# Data shown

= = = = =

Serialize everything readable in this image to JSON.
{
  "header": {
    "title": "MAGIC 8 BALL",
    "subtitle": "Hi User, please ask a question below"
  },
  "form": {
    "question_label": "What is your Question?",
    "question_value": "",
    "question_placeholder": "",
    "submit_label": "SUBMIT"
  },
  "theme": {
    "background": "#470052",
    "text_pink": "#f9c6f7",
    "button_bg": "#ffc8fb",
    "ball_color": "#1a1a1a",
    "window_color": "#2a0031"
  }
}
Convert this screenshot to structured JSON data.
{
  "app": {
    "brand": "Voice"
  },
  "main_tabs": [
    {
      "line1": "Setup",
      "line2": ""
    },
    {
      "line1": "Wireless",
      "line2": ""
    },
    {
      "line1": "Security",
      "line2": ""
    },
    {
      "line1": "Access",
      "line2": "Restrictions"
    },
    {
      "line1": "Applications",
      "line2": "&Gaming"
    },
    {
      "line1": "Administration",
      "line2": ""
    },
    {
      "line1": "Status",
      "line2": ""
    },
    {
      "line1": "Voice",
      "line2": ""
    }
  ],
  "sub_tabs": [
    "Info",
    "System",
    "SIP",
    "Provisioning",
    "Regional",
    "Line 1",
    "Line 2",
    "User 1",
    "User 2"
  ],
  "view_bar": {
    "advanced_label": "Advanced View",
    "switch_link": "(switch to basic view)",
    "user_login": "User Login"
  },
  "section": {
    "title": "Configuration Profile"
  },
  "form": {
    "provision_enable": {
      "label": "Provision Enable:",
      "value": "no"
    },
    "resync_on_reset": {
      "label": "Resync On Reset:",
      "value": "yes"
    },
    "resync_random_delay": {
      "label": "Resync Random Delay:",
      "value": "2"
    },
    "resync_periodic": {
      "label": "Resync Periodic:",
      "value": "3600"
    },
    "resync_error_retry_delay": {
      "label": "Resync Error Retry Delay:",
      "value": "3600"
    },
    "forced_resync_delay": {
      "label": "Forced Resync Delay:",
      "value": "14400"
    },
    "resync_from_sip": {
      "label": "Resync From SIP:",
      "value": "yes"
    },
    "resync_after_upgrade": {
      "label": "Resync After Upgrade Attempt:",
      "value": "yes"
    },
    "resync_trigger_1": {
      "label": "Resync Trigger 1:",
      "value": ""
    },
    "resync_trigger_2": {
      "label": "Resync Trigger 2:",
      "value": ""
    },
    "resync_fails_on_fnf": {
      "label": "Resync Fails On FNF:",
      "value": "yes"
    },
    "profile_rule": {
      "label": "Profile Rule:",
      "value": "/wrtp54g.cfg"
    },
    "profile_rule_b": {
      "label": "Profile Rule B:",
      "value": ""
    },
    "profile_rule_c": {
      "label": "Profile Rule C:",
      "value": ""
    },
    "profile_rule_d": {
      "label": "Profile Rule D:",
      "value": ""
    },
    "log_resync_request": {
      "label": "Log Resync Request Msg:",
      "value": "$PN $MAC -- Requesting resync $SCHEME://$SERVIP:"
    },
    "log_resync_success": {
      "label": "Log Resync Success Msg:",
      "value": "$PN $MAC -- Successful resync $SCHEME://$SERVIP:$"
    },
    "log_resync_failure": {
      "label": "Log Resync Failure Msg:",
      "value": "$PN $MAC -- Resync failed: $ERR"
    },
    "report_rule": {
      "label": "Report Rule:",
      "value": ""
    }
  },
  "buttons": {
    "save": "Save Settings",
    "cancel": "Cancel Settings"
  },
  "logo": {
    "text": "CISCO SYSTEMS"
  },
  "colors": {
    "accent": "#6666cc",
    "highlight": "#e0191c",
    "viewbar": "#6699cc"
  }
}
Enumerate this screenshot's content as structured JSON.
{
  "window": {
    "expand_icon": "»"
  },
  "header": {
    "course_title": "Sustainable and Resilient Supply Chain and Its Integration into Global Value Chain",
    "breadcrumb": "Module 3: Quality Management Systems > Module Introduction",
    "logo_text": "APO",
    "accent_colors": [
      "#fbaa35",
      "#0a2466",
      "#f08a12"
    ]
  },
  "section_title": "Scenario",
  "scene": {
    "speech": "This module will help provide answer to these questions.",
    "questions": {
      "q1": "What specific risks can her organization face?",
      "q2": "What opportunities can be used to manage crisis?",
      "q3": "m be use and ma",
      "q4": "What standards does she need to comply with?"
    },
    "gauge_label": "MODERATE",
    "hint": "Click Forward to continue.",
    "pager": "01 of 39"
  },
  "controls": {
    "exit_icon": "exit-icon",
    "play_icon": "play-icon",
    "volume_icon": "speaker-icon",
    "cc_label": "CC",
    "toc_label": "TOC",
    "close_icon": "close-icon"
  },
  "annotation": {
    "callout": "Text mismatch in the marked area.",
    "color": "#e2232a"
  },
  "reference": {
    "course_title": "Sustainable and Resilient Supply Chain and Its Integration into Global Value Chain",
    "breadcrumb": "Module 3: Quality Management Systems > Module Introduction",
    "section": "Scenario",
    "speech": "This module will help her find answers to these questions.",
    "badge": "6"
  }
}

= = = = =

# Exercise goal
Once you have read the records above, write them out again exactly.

# Exercise result
Serialize everything readable in this image to JSON.
{
  "header": {
    "title": "MAGIC 8 BALL",
    "subtitle": "Hi User, please ask a question below"
  },
  "form": {
    "question_label": "What is your Question?",
    "question_value": "",
    "question_placeholder": "",
    "submit_label": "SUBMIT"
  },
  "theme": {
    "background": "#470052",
    "text_pink": "#f9c6f7",
    "button_bg": "#ffc8fb",
    "ball_color": "#1a1a1a",
    "window_color": "#2a0031"
  }
}
Convert this screenshot to structured JSON data.
{
  "app": {
    "brand": "Voice"
  },
  "main_tabs": [
    {
      "line1": "Setup",
      "line2": ""
    },
    {
      "line1": "Wireless",
      "line2": ""
    },
    {
      "line1": "Security",
      "line2": ""
    },
    {
      "line1": "Access",
      "line2": "Restrictions"
    },
    {
      "line1": "Applications",
      "line2": "&Gaming"
    },
    {
      "line1": "Administration",
      "line2": ""
    },
    {
      "line1": "Status",
      "line2": ""
    },
    {
      "line1": "Voice",
      "line2": ""
    }
  ],
  "sub_tabs": [
    "Info",
    "System",
    "SIP",
    "Provisioning",
    "Regional",
    "Line 1",
    "Line 2",
    "User 1",
    "User 2"
  ],
  "view_bar": {
    "advanced_label": "Advanced View",
    "switch_link": "(switch to basic view)",
    "user_login": "User Login"
  },
  "section": {
    "title": "Configuration Profile"
  },
  "form": {
    "provision_enable": {
      "label": "Provision Enable:",
      "value": "no"
    },
    "resync_on_reset": {
      "label": "Resync On Reset:",
      "value": "yes"
    },
    "resync_random_delay": {
      "label": "Resync Random Delay:",
      "value": "2"
    },
    "resync_periodic": {
      "label": "Resync Periodic:",
      "value": "3600"
    },
    "resync_error_retry_delay": {
      "label": "Resync Error Retry Delay:",
      "value": "3600"
    },
    "forced_resync_delay": {
      "label": "Forced Resync Delay:",
      "value": "14400"
    },
    "resync_from_sip": {
      "label": "Resync From SIP:",
      "value": "yes"
    },
    "resync_after_upgrade": {
      "label": "Resync After Upgrade Attempt:",
      "value": "yes"
    },
    "resync_trigger_1": {
      "label": "Resync Trigger 1:",
      "value": ""
    },
    "resync_trigger_2": {
      "label": "Resync Trigger 2:",
      "value": ""
    },
    "resync_fails_on_fnf": {
      "label": "Resync Fails On FNF:",
      "value": "yes"
    },
    "profile_rule": {
      "label": "Profile Rule:",
      "value": "/wrtp54g.cfg"
    },
    "profile_rule_b": {
      "label": "Profile Rule B:",
      "value": ""
    },
    "profile_rule_c": {
      "label": "Profile Rule C:",
      "value": ""
    },
    "profile_rule_d": {
      "label": "Profile Rule D:",
      "value": ""
    },
    "log_resync_request": {
      "label": "Log Resync Request Msg:",
      "value": "$PN $MAC -- Requesting resync $SCHEME://$SERVIP:"
    },
    "log_resync_success": {
      "label": "Log Resync Success Msg:",
      "value": "$PN $MAC -- Successful resync $SCHEME://$SERVIP:$"
    },
    "log_resync_failure": {
      "label": "Log Resync Failure Msg:",
      "value": "$PN $MAC -- Resync failed: $ERR"
    },
    "report_rule": {
      "label": "Report Rule:",
      "value": ""
    }
  },
  "buttons": {
    "save": "Save Settings",
    "cancel": "Cancel Settings"
  },
  "logo": {
    "text": "CISCO SYSTEMS"
  },
  "colors": {
    "accent": "#6666cc",
    "highlight": "#e0191c",
    "viewbar": "#6699cc"
  }
}
Enumerate this screenshot's content as structured JSON.
{
  "window": {
    "expand_icon": "»"
  },
  "header": {
    "course_title": "Sustainable and Resilient Supply Chain and Its Integration into Global Value Chain",
    "breadcrumb": "Module 3: Quality Management Systems > Module Introduction",
    "logo_text": "APO",
    "accent_colors": [
      "#fbaa35",
      "#0a2466",
      "#f08a12"
    ]
  },
  "section_title": "Scenario",
  "scene": {
    "speech": "This module will help provide answer to these questions.",
    "questions": {
      "q1": "What specific risks can her organization face?",
      "q2": "What opportunities can be used to manage crisis?",
      "q3": "m be use and ma",
      "q4": "What standards does she need to comply with?"
    },
    "gauge_label": "MODERATE",
    "hint": "Click Forward to continue.",
    "pager": "01 of 39"
  },
  "controls": {
    "exit_icon": "exit-icon",
    "play_icon": "play-icon",
    "volume_icon": "speaker-icon",
    "cc_label": "CC",
    "toc_label": "TOC",
    "close_icon": "close-icon"
  },
  "annotation": {
    "callout": "Text mismatch in the marked area.",
    "color": "#e2232a"
  },
  "reference": {
    "course_title": "Sustainable and Resilient Supply Chain and Its Integration into Global Value Chain",
    "breadcrumb": "Module 3: Quality Management Systems > Module Introduction",
    "section": "Scenario",
    "speech": "This module will help her find answers to these questions.",
    "badge": "6"
  }
}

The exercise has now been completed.